§ TASK
Copy the entries below exactly; any picture among them should be left out.

§ DATASET CONTENT
────

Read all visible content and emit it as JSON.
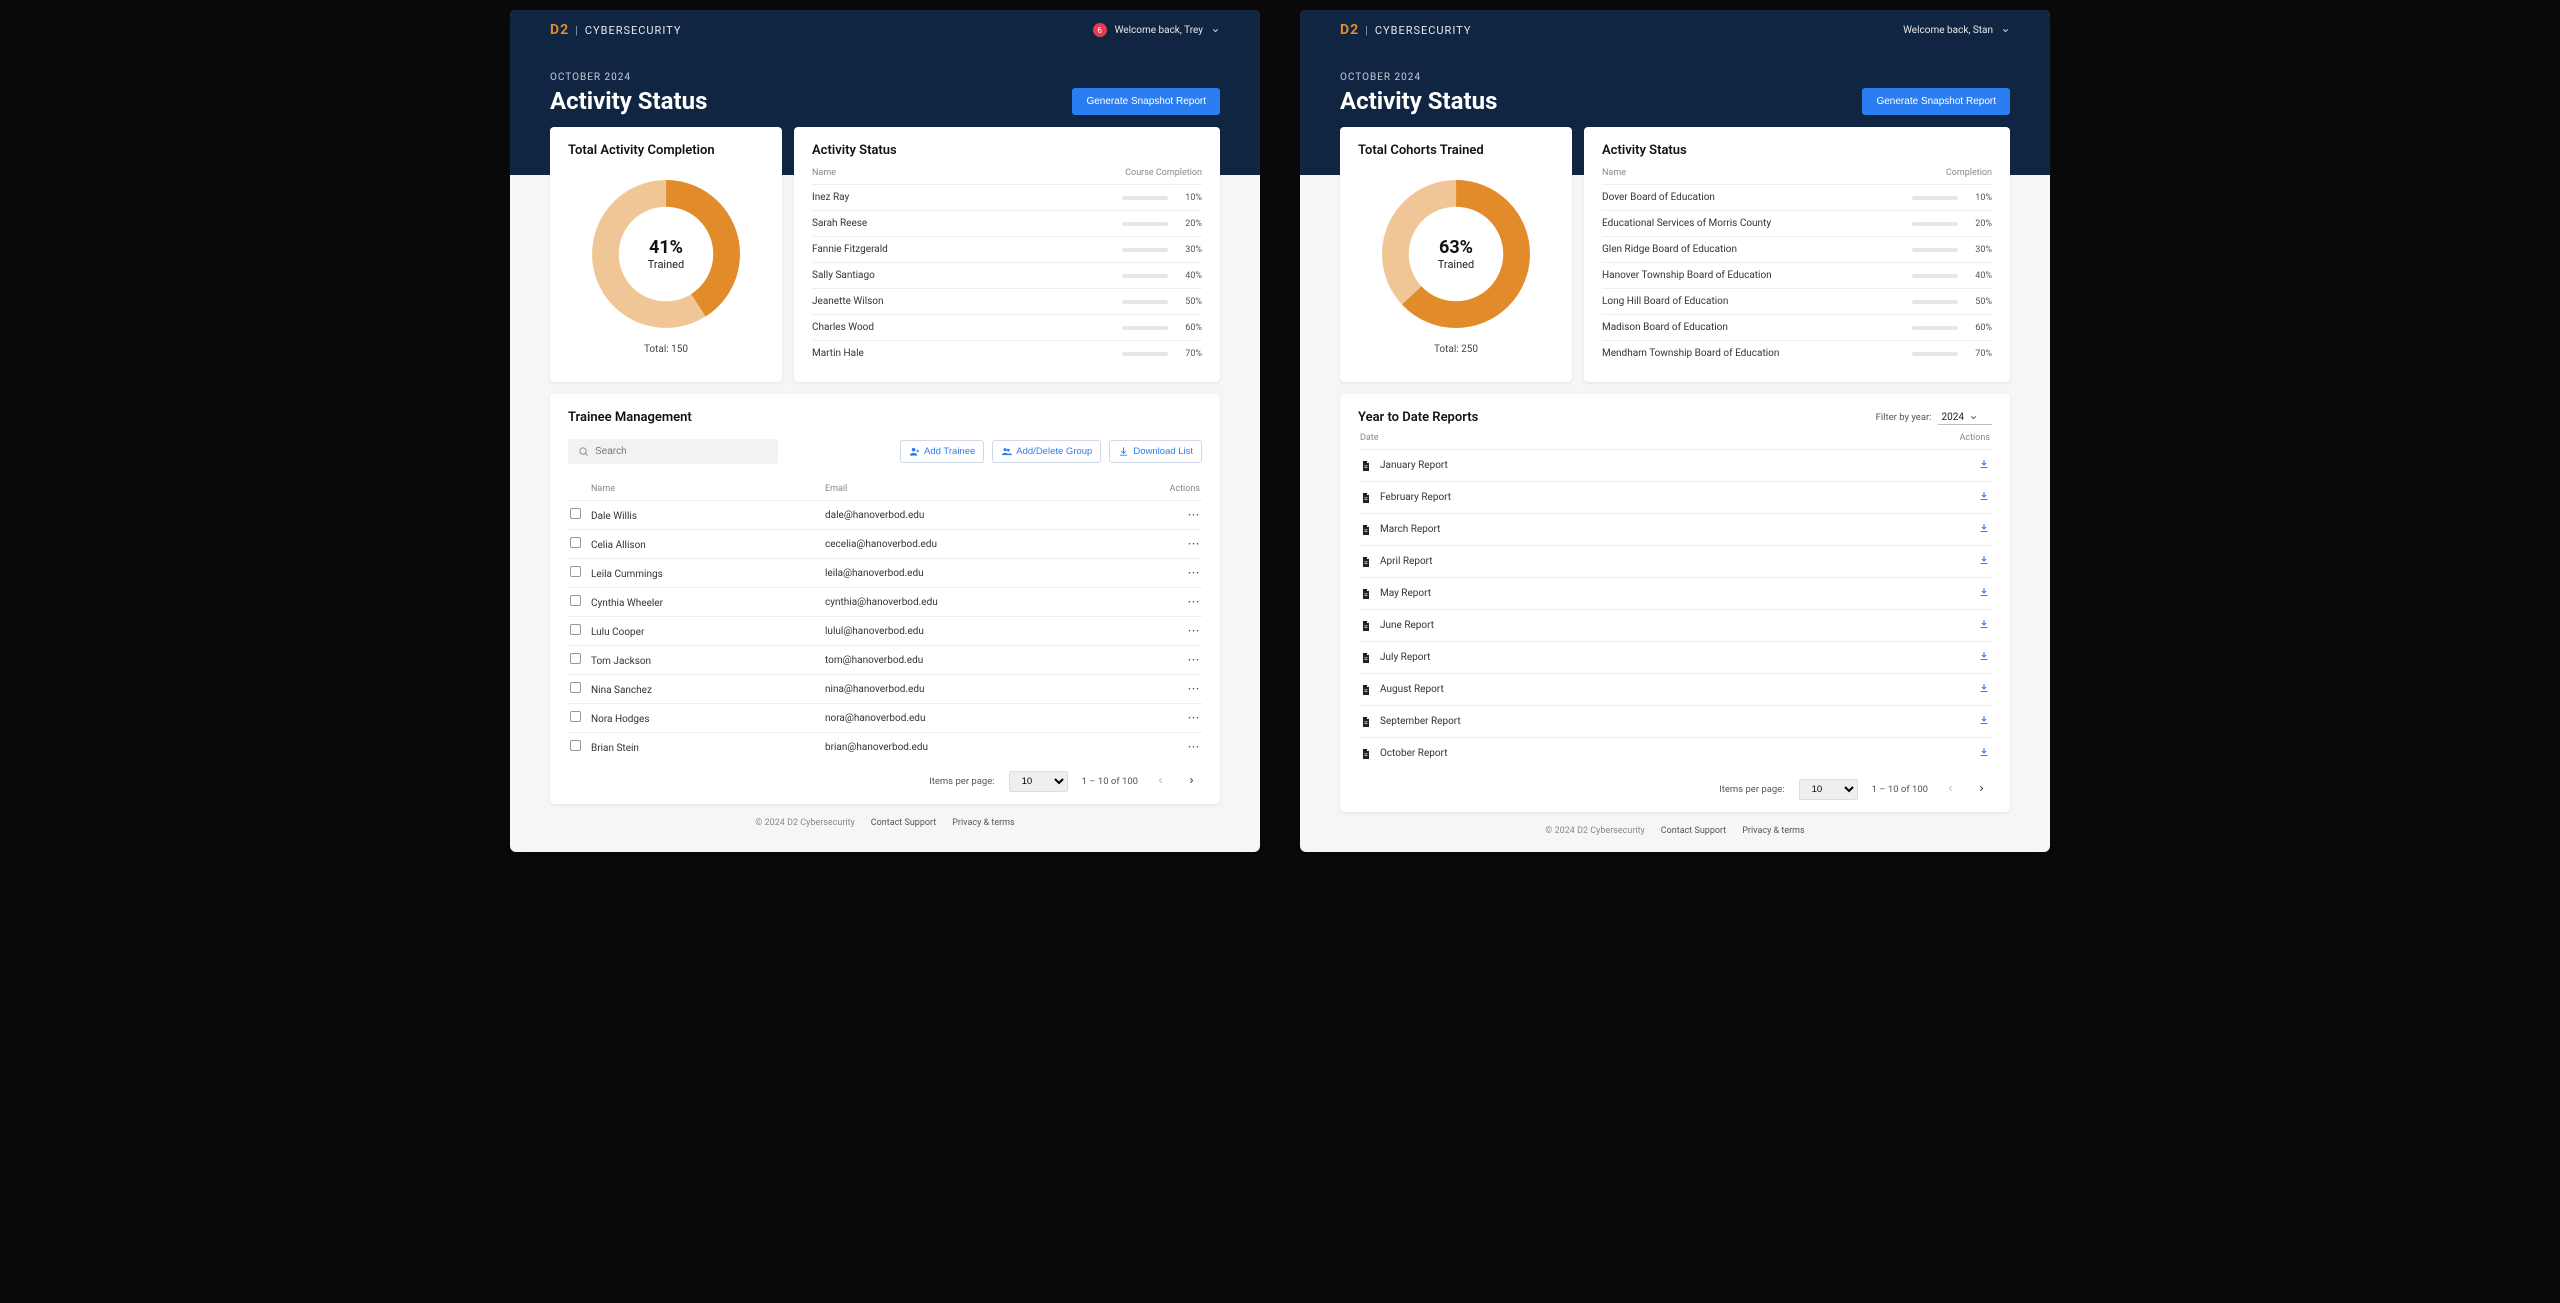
{
  "left": {
    "brand": {
      "d2": "D2",
      "name": "CYBERSECURITY"
    },
    "notif_count": "6",
    "welcome": "Welcome back, Trey",
    "date_label": "OCTOBER 2024",
    "page_title": "Activity Status",
    "generate_btn": "Generate Snapshot Report",
    "donut": {
      "title": "Total Activity Completion",
      "percent_label": "41%",
      "trained_label": "Trained",
      "total_label": "Total: 150"
    },
    "status": {
      "title": "Activity Status",
      "col_name": "Name",
      "col_pct": "Course Completion",
      "rows": [
        {
          "name": "Inez Ray",
          "pct": "10%"
        },
        {
          "name": "Sarah Reese",
          "pct": "20%"
        },
        {
          "name": "Fannie Fitzgerald",
          "pct": "30%"
        },
        {
          "name": "Sally Santiago",
          "pct": "40%"
        },
        {
          "name": "Jeanette Wilson",
          "pct": "50%"
        },
        {
          "name": "Charles Wood",
          "pct": "60%"
        },
        {
          "name": "Martin Hale",
          "pct": "70%"
        }
      ]
    },
    "trainee": {
      "title": "Trainee Management",
      "search_placeholder": "Search",
      "add_trainee": "Add Trainee",
      "add_group": "Add/Delete Group",
      "download_list": "Download List",
      "col_name": "Name",
      "col_email": "Email",
      "col_actions": "Actions",
      "rows": [
        {
          "name": "Dale Willis",
          "email": "dale@hanoverbod.edu"
        },
        {
          "name": "Celia Allison",
          "email": "cecelia@hanoverbod.edu"
        },
        {
          "name": "Leila Cummings",
          "email": "leila@hanoverbod.edu"
        },
        {
          "name": "Cynthia Wheeler",
          "email": "cynthia@hanoverbod.edu"
        },
        {
          "name": "Lulu Cooper",
          "email": "lulul@hanoverbod.edu"
        },
        {
          "name": "Tom Jackson",
          "email": "tom@hanoverbod.edu"
        },
        {
          "name": "Nina Sanchez",
          "email": "nina@hanoverbod.edu"
        },
        {
          "name": "Nora Hodges",
          "email": "nora@hanoverbod.edu"
        },
        {
          "name": "Brian Stein",
          "email": "brian@hanoverbod.edu"
        }
      ],
      "items_per_page_label": "Items per page:",
      "items_per_page_value": "10",
      "range_label": "1 – 10 of 100"
    },
    "footer": {
      "copyright": "© 2024 D2 Cybersecurity",
      "contact": "Contact Support",
      "privacy": "Privacy & terms"
    }
  },
  "right": {
    "brand": {
      "d2": "D2",
      "name": "CYBERSECURITY"
    },
    "welcome": "Welcome back, Stan",
    "date_label": "OCTOBER 2024",
    "page_title": "Activity Status",
    "generate_btn": "Generate Snapshot Report",
    "donut": {
      "title": "Total Cohorts Trained",
      "percent_label": "63%",
      "trained_label": "Trained",
      "total_label": "Total: 250"
    },
    "status": {
      "title": "Activity Status",
      "col_name": "Name",
      "col_pct": "Completion",
      "rows": [
        {
          "name": "Dover Board of Education",
          "pct": "10%"
        },
        {
          "name": "Educational Services of Morris County",
          "pct": "20%"
        },
        {
          "name": "Glen Ridge Board of Education",
          "pct": "30%"
        },
        {
          "name": "Hanover Township Board of Education",
          "pct": "40%"
        },
        {
          "name": "Long Hill Board of Education",
          "pct": "50%"
        },
        {
          "name": "Madison Board of Education",
          "pct": "60%"
        },
        {
          "name": "Mendham Township Board of Education",
          "pct": "70%"
        }
      ]
    },
    "reports": {
      "title": "Year to Date Reports",
      "filter_label": "Filter by year:",
      "filter_value": "2024",
      "col_date": "Date",
      "col_actions": "Actions",
      "rows": [
        {
          "name": "January Report"
        },
        {
          "name": "February Report"
        },
        {
          "name": "March Report"
        },
        {
          "name": "April Report"
        },
        {
          "name": "May Report"
        },
        {
          "name": "June Report"
        },
        {
          "name": "July Report"
        },
        {
          "name": "August Report"
        },
        {
          "name": "September Report"
        },
        {
          "name": "October Report"
        }
      ],
      "items_per_page_label": "Items per page:",
      "items_per_page_value": "10",
      "range_label": "1 – 10 of 100"
    },
    "footer": {
      "copyright": "© 2024 D2 Cybersecurity",
      "contact": "Contact Support",
      "privacy": "Privacy & terms"
    }
  },
  "chart_data": [
    {
      "type": "pie",
      "title": "Total Activity Completion",
      "categories": [
        "Trained",
        "Not Trained"
      ],
      "values": [
        41,
        59
      ],
      "total": 150
    },
    {
      "type": "pie",
      "title": "Total Cohorts Trained",
      "categories": [
        "Trained",
        "Not Trained"
      ],
      "values": [
        63,
        37
      ],
      "total": 250
    },
    {
      "type": "bar",
      "title": "Activity Status (Trey)",
      "categories": [
        "Inez Ray",
        "Sarah Reese",
        "Fannie Fitzgerald",
        "Sally Santiago",
        "Jeanette Wilson",
        "Charles Wood",
        "Martin Hale"
      ],
      "values": [
        10,
        20,
        30,
        40,
        50,
        60,
        70
      ],
      "xlabel": "Name",
      "ylabel": "Course Completion",
      "ylim": [
        0,
        100
      ]
    },
    {
      "type": "bar",
      "title": "Activity Status (Stan)",
      "categories": [
        "Dover Board of Education",
        "Educational Services of Morris County",
        "Glen Ridge Board of Education",
        "Hanover Township Board of Education",
        "Long Hill Board of Education",
        "Madison Board of Education",
        "Mendham Township Board of Education"
      ],
      "values": [
        10,
        20,
        30,
        40,
        50,
        60,
        70
      ],
      "xlabel": "Name",
      "ylabel": "Completion",
      "ylim": [
        0,
        100
      ]
    }
  ]
}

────

§ RESPONSE TO THIS TASK
Read all visible content and emit it as JSON.
{
  "left": {
    "brand": {
      "d2": "D2",
      "name": "CYBERSECURITY"
    },
    "notif_count": "6",
    "welcome": "Welcome back, Trey",
    "date_label": "OCTOBER 2024",
    "page_title": "Activity Status",
    "generate_btn": "Generate Snapshot Report",
    "donut": {
      "title": "Total Activity Completion",
      "percent_label": "41%",
      "trained_label": "Trained",
      "total_label": "Total: 150"
    },
    "status": {
      "title": "Activity Status",
      "col_name": "Name",
      "col_pct": "Course Completion",
      "rows": [
        {
          "name": "Inez Ray",
          "pct": "10%"
        },
        {
          "name": "Sarah Reese",
          "pct": "20%"
        },
        {
          "name": "Fannie Fitzgerald",
          "pct": "30%"
        },
        {
          "name": "Sally Santiago",
          "pct": "40%"
        },
        {
          "name": "Jeanette Wilson",
          "pct": "50%"
        },
        {
          "name": "Charles Wood",
          "pct": "60%"
        },
        {
          "name": "Martin Hale",
          "pct": "70%"
        }
      ]
    },
    "trainee": {
      "title": "Trainee Management",
      "search_placeholder": "Search",
      "add_trainee": "Add Trainee",
      "add_group": "Add/Delete Group",
      "download_list": "Download List",
      "col_name": "Name",
      "col_email": "Email",
      "col_actions": "Actions",
      "rows": [
        {
          "name": "Dale Willis",
          "email": "dale@hanoverbod.edu"
        },
        {
          "name": "Celia Allison",
          "email": "cecelia@hanoverbod.edu"
        },
        {
          "name": "Leila Cummings",
          "email": "leila@hanoverbod.edu"
        },
        {
          "name": "Cynthia Wheeler",
          "email": "cynthia@hanoverbod.edu"
        },
        {
          "name": "Lulu Cooper",
          "email": "lulul@hanoverbod.edu"
        },
        {
          "name": "Tom Jackson",
          "email": "tom@hanoverbod.edu"
        },
        {
          "name": "Nina Sanchez",
          "email": "nina@hanoverbod.edu"
        },
        {
          "name": "Nora Hodges",
          "email": "nora@hanoverbod.edu"
        },
        {
          "name": "Brian Stein",
          "email": "brian@hanoverbod.edu"
        }
      ],
      "items_per_page_label": "Items per page:",
      "items_per_page_value": "10",
      "range_label": "1 – 10 of 100"
    },
    "footer": {
      "copyright": "© 2024 D2 Cybersecurity",
      "contact": "Contact Support",
      "privacy": "Privacy & terms"
    }
  },
  "right": {
    "brand": {
      "d2": "D2",
      "name": "CYBERSECURITY"
    },
    "welcome": "Welcome back, Stan",
    "date_label": "OCTOBER 2024",
    "page_title": "Activity Status",
    "generate_btn": "Generate Snapshot Report",
    "donut": {
      "title": "Total Cohorts Trained",
      "percent_label": "63%",
      "trained_label": "Trained",
      "total_label": "Total: 250"
    },
    "status": {
      "title": "Activity Status",
      "col_name": "Name",
      "col_pct": "Completion",
      "rows": [
        {
          "name": "Dover Board of Education",
          "pct": "10%"
        },
        {
          "name": "Educational Services of Morris County",
          "pct": "20%"
        },
        {
          "name": "Glen Ridge Board of Education",
          "pct": "30%"
        },
        {
          "name": "Hanover Township Board of Education",
          "pct": "40%"
        },
        {
          "name": "Long Hill Board of Education",
          "pct": "50%"
        },
        {
          "name": "Madison Board of Education",
          "pct": "60%"
        },
        {
          "name": "Mendham Township Board of Education",
          "pct": "70%"
        }
      ]
    },
    "reports": {
      "title": "Year to Date Reports",
      "filter_label": "Filter by year:",
      "filter_value": "2024",
      "col_date": "Date",
      "col_actions": "Actions",
      "rows": [
        {
          "name": "January Report"
        },
        {
          "name": "February Report"
        },
        {
          "name": "March Report"
        },
        {
          "name": "April Report"
        },
        {
          "name": "May Report"
        },
        {
          "name": "June Report"
        },
        {
          "name": "July Report"
        },
        {
          "name": "August Report"
        },
        {
          "name": "September Report"
        },
        {
          "name": "October Report"
        }
      ],
      "items_per_page_label": "Items per page:",
      "items_per_page_value": "10",
      "range_label": "1 – 10 of 100"
    },
    "footer": {
      "copyright": "© 2024 D2 Cybersecurity",
      "contact": "Contact Support",
      "privacy": "Privacy & terms"
    }
  },
  "chart_data": [
    {
      "type": "pie",
      "title": "Total Activity Completion",
      "categories": [
        "Trained",
        "Not Trained"
      ],
      "values": [
        41,
        59
      ],
      "total": 150
    },
    {
      "type": "pie",
      "title": "Total Cohorts Trained",
      "categories": [
        "Trained",
        "Not Trained"
      ],
      "values": [
        63,
        37
      ],
      "total": 250
    },
    {
      "type": "bar",
      "title": "Activity Status (Trey)",
      "categories": [
        "Inez Ray",
        "Sarah Reese",
        "Fannie Fitzgerald",
        "Sally Santiago",
        "Jeanette Wilson",
        "Charles Wood",
        "Martin Hale"
      ],
      "values": [
        10,
        20,
        30,
        40,
        50,
        60,
        70
      ],
      "xlabel": "Name",
      "ylabel": "Course Completion",
      "ylim": [
        0,
        100
      ]
    },
    {
      "type": "bar",
      "title": "Activity Status (Stan)",
      "categories": [
        "Dover Board of Education",
        "Educational Services of Morris County",
        "Glen Ridge Board of Education",
        "Hanover Township Board of Education",
        "Long Hill Board of Education",
        "Madison Board of Education",
        "Mendham Township Board of Education"
      ],
      "values": [
        10,
        20,
        30,
        40,
        50,
        60,
        70
      ],
      "xlabel": "Name",
      "ylabel": "Completion",
      "ylim": [
        0,
        100
      ]
    }
  ]
}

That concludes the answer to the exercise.